* _DIRECTIONS FOR THIS TASK_: Reproduce every record below exactly as written, leaving out any pictures.

Extracted data entries
········
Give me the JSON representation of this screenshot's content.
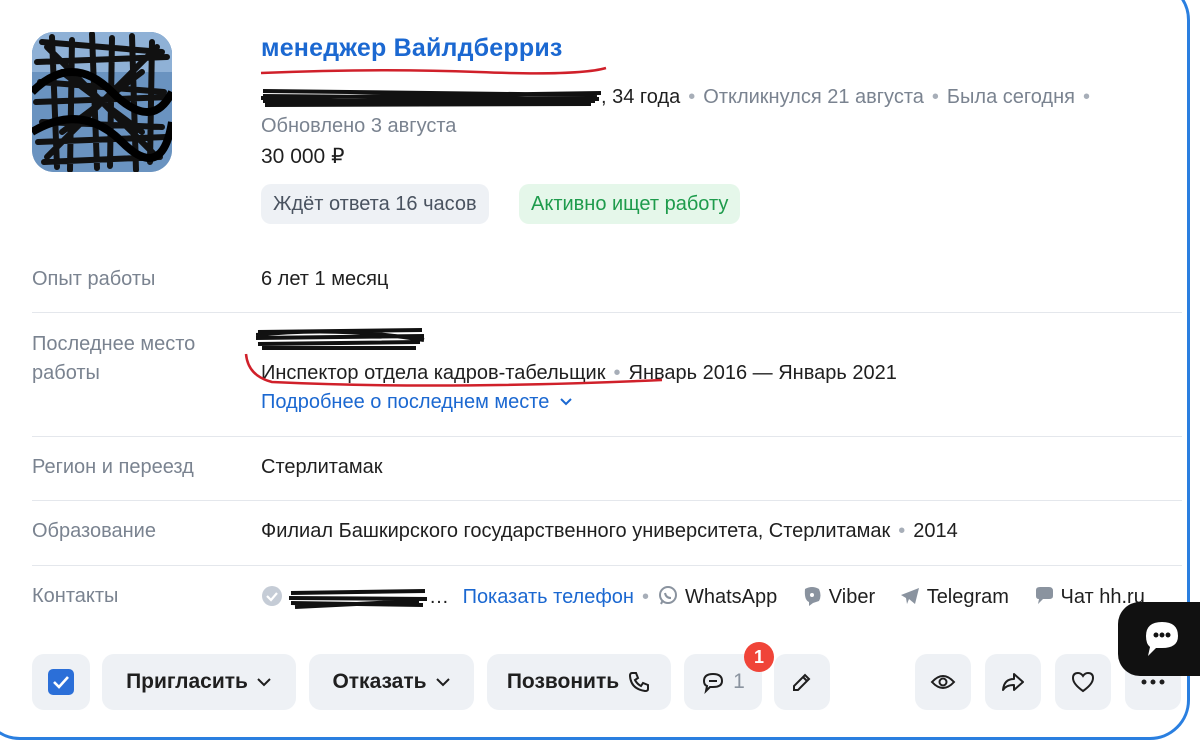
{
  "header": {
    "title": "менеджер Вайлдберриз",
    "age": ", 34 года",
    "responded": "Откликнулся 21 августа",
    "last_seen": "Была сегодня",
    "updated": "Обновлено 3 августа",
    "salary": "30 000 ₽",
    "badge_waiting": "Ждёт ответа 16 часов",
    "badge_active": "Активно ищет работу"
  },
  "rows": {
    "experience": {
      "label": "Опыт работы",
      "value": "6 лет 1 месяц"
    },
    "last_job": {
      "label": "Последнее место работы",
      "position": "Инспектор отдела кадров-табельщик",
      "period": "Январь 2016 — Январь 2021",
      "more_link": "Подробнее о последнем месте"
    },
    "region": {
      "label": "Регион и переезд",
      "value": "Стерлитамак"
    },
    "education": {
      "label": "Образование",
      "value": "Филиал Башкирского государственного университета, Стерлитамак",
      "year": "2014"
    },
    "contacts": {
      "label": "Контакты",
      "phone_suffix": "…",
      "show_phone": "Показать телефон",
      "whatsapp": "WhatsApp",
      "viber": "Viber",
      "telegram": "Telegram",
      "chat": "Чат hh.ru"
    }
  },
  "toolbar": {
    "invite": "Пригласить",
    "reject": "Отказать",
    "call": "Позвонить",
    "comments_count": "1",
    "notification_count": "1"
  },
  "colors": {
    "link": "#1b68d1",
    "border": "#2a7fe0",
    "active_green": "#1e9b4c",
    "checkbox": "#2b6fd8",
    "badge_red": "#f04438"
  }
}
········
* _TASK SOLUTION_:
Give me the JSON representation of this screenshot's content.
{
  "header": {
    "title": "менеджер Вайлдберриз",
    "age": ", 34 года",
    "responded": "Откликнулся 21 августа",
    "last_seen": "Была сегодня",
    "updated": "Обновлено 3 августа",
    "salary": "30 000 ₽",
    "badge_waiting": "Ждёт ответа 16 часов",
    "badge_active": "Активно ищет работу"
  },
  "rows": {
    "experience": {
      "label": "Опыт работы",
      "value": "6 лет 1 месяц"
    },
    "last_job": {
      "label": "Последнее место работы",
      "position": "Инспектор отдела кадров-табельщик",
      "period": "Январь 2016 — Январь 2021",
      "more_link": "Подробнее о последнем месте"
    },
    "region": {
      "label": "Регион и переезд",
      "value": "Стерлитамак"
    },
    "education": {
      "label": "Образование",
      "value": "Филиал Башкирского государственного университета, Стерлитамак",
      "year": "2014"
    },
    "contacts": {
      "label": "Контакты",
      "phone_suffix": "…",
      "show_phone": "Показать телефон",
      "whatsapp": "WhatsApp",
      "viber": "Viber",
      "telegram": "Telegram",
      "chat": "Чат hh.ru"
    }
  },
  "toolbar": {
    "invite": "Пригласить",
    "reject": "Отказать",
    "call": "Позвонить",
    "comments_count": "1",
    "notification_count": "1"
  },
  "colors": {
    "link": "#1b68d1",
    "border": "#2a7fe0",
    "active_green": "#1e9b4c",
    "checkbox": "#2b6fd8",
    "badge_red": "#f04438"
  }
}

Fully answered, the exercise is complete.